A historical comparison is useful here. In Kenya, Algeria, and Vietnam, British, French, and American forces ignored the question of ius in bello (just conduct in war). Any combat method was regarded as legitimate. They applied all expediencies to achieve their goals. This involved mass detention, torture, murder, and profligate accidental killing of civilians. During the Battle of Algiers, for instance, it is now widely accepted that 3,000 Algerians “disappeared” while in the custody of 10eme Division Parachutiste between January and October 1957. The criminality of those campaigns still reverberates today with profound political implications. Even today, Algeria remains a deep stain on the French army.
Legality is not only important for the armed forces. It is also vital for individual soldiers themselves. Since the 9/11 attacks, Western forces have been asked to fight in difficult and dangerous conditions in Iraq and Afghanistan. There is no sign of these kinds of wars ending anytime soon. Often the strategic objectives and even the jus ad bellum (just cause for going to war) of these missions are not entirely clear. They are complex, confusing campaigns in which the chance of harming civilians is high. Consequently, it is even more imperative that soldiers are convinced that whatever the strategic uncertainties, they are engaged in a just and legitimate activities at their own level. Rules of engagement play an imperative role here in sustaining the professional ethos, reputation, and discipline of Western militaries and their individual personnel. The prosecution of Sgt. Alexander Blackman might be regrettable, but the alternative is unconscionable: It is to condemn Western soldiers once again to the ignominious criminality which were routine in Kenya, Algeria, or Vietnam — and to ignore the rights of victims. Blackman had to be prosecuted so that others could serve with honor.
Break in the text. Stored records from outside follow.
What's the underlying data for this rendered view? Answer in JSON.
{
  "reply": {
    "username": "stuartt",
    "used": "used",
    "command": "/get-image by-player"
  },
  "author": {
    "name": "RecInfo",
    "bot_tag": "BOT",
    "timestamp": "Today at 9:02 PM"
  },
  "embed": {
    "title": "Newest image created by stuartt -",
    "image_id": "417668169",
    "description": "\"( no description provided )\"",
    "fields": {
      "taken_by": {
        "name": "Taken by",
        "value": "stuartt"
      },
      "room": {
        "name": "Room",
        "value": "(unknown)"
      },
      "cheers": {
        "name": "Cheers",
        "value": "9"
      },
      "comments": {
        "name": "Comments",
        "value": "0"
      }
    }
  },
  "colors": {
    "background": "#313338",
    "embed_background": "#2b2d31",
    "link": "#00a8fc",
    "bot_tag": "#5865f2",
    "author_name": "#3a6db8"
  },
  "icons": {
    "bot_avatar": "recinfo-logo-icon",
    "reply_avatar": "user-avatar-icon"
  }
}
Anthony King holds the Chair of War Studies at the University of Warwick, UK. His most recent publications include The Combat Soldier (Oxford University Press, 2013) and On Combat Effectiveness in the Infantry Platoon (Security Studies, 2016). He is currently writing a book on divisional command which will appear in 2018.
Image: U.K. Ministry of Defence